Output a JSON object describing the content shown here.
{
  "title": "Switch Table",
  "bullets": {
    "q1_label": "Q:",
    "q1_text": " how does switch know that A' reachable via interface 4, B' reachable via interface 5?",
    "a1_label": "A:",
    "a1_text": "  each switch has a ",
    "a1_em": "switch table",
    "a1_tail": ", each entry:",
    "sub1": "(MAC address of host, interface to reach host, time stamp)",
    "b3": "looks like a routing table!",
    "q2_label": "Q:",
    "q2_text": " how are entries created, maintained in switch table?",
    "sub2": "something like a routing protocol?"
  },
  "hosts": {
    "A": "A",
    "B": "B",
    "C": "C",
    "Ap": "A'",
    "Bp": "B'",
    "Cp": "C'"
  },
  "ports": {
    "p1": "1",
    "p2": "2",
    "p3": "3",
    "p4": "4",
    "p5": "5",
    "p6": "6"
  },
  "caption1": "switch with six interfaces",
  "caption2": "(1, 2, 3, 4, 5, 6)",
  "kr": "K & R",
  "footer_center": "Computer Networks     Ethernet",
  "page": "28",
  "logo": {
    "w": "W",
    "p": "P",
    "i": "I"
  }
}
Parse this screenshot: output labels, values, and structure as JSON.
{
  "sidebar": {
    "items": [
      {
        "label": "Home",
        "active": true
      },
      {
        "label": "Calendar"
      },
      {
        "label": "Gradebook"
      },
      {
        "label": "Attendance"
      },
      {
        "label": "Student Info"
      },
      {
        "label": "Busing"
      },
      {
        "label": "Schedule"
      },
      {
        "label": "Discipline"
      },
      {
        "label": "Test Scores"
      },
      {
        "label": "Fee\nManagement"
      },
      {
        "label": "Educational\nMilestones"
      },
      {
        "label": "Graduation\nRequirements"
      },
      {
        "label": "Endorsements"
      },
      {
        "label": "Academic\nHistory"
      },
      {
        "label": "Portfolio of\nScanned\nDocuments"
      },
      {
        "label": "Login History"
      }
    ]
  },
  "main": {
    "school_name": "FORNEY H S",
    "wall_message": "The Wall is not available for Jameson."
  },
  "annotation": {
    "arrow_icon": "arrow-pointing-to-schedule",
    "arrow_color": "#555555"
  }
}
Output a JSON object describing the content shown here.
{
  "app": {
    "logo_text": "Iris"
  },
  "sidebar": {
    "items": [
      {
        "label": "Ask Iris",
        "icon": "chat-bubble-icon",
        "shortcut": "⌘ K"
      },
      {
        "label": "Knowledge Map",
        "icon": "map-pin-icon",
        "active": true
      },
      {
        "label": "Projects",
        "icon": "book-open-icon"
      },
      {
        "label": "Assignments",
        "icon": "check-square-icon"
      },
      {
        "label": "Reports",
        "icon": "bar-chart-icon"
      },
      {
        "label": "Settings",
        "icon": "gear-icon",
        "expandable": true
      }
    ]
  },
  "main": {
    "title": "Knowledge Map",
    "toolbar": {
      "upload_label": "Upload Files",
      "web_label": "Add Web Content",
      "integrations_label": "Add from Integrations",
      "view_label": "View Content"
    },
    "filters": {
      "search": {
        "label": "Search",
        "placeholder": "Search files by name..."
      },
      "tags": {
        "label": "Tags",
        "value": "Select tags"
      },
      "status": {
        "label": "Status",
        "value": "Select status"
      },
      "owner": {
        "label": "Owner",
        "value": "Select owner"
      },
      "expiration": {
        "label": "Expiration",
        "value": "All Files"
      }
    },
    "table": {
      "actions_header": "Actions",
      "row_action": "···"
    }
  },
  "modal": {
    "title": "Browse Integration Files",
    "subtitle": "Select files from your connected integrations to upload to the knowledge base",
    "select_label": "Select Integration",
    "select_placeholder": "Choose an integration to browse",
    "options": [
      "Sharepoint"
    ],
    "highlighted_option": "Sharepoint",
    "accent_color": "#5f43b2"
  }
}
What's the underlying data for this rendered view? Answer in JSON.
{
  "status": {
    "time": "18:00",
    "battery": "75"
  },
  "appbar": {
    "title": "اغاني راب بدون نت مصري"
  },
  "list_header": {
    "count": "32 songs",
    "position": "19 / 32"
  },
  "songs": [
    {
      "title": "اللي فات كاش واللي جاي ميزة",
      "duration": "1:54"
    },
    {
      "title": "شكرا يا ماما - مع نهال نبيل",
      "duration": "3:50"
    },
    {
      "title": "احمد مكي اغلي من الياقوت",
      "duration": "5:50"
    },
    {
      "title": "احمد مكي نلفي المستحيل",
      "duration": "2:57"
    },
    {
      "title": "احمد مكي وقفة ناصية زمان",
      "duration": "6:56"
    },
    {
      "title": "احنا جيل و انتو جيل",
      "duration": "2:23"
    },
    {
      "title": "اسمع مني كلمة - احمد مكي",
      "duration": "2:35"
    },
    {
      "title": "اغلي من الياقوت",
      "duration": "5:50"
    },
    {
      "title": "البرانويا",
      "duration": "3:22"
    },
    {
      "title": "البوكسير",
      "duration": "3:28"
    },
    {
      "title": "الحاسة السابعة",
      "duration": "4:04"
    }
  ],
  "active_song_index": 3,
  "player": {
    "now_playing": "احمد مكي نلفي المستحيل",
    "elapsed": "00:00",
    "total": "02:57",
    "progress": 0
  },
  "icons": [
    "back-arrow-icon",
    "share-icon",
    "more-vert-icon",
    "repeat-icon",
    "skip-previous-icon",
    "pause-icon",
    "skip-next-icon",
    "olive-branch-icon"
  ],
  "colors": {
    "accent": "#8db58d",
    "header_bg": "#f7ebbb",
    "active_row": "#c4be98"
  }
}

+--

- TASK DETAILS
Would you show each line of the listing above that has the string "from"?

- THE ANSWER
      "integrations_label": "Add from Integrations",
    "subtitle": "Select files from your connected integrations to upload to the knowledge base",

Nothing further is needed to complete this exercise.